The Abuelas, formed in October 1977, have now identified 127 children who were snatched away from their parents, given new identities and handed to new families after their parents were killed by the 1976-1983 military junta.
The news comes just less than a month after the identification of the 126th grandchild. Six, including the latest, have been found this year.
The grandmothers, now aged in their 80s and over, lost either a son or a daughter to forced disappearances for opposing the military regime, and in many cases, their babies that were born in captivity. They believe as many as 500 children were given up for adoption to relatives or associates of the regime. Their parents were among the 30,000 murdered by the junta.
The news came just hours after it was revealed that convicted human rights repressor, Miguel Etchecolatz – a former deputy Buenos Aires provincial police chief during the 1976-83 military dictatorship, who has been found guilty of crimes against humanity and is serving six life terms – had been granted leave to serve out the rest of his sentence under house arrest in Mar del Plata.

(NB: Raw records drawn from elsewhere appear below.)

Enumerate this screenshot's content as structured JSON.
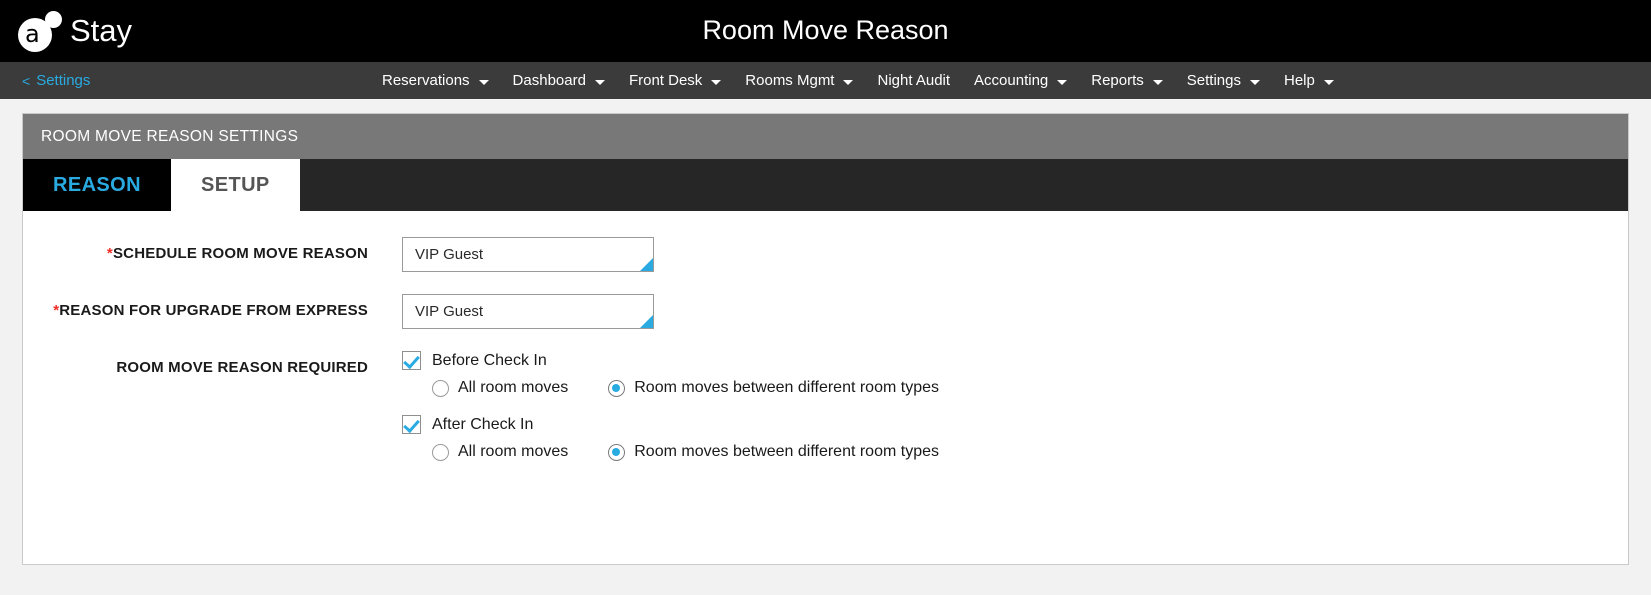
{
  "header": {
    "logo_letter": "a",
    "logo_text": "Stay",
    "page_title": "Room Move Reason"
  },
  "nav": {
    "back_chevron": "<",
    "back_label": "Settings",
    "items": [
      {
        "label": "Reservations",
        "caret": true
      },
      {
        "label": "Dashboard",
        "caret": true
      },
      {
        "label": "Front Desk",
        "caret": true
      },
      {
        "label": "Rooms Mgmt",
        "caret": true
      },
      {
        "label": "Night Audit",
        "caret": false
      },
      {
        "label": "Accounting",
        "caret": true
      },
      {
        "label": "Reports",
        "caret": true
      },
      {
        "label": "Settings",
        "caret": true
      },
      {
        "label": "Help",
        "caret": true
      }
    ]
  },
  "panel": {
    "title": "ROOM MOVE REASON SETTINGS",
    "tabs": [
      {
        "label": "REASON",
        "active": false
      },
      {
        "label": "SETUP",
        "active": true
      }
    ]
  },
  "form": {
    "schedule_reason": {
      "required_mark": "*",
      "label": "SCHEDULE ROOM MOVE REASON",
      "value": "VIP Guest"
    },
    "upgrade_reason": {
      "required_mark": "*",
      "label": "REASON FOR UPGRADE FROM EXPRESS",
      "value": "VIP Guest"
    },
    "required_group": {
      "label": "ROOM MOVE REASON REQUIRED",
      "before": {
        "checkbox_label": "Before Check In",
        "checked": true,
        "radio_all_label": "All room moves",
        "radio_all_selected": false,
        "radio_diff_label": "Room moves between different room types",
        "radio_diff_selected": true
      },
      "after": {
        "checkbox_label": "After Check In",
        "checked": true,
        "radio_all_label": "All room moves",
        "radio_all_selected": false,
        "radio_diff_label": "Room moves between different room types",
        "radio_diff_selected": true
      }
    }
  },
  "colors": {
    "accent": "#29abe2",
    "required": "#ee2b24",
    "header_bg": "#000000",
    "nav_bg": "#3b3b3b",
    "panel_header_bg": "#787878"
  }
}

The news sparked an angry response from human rights organisations and victims.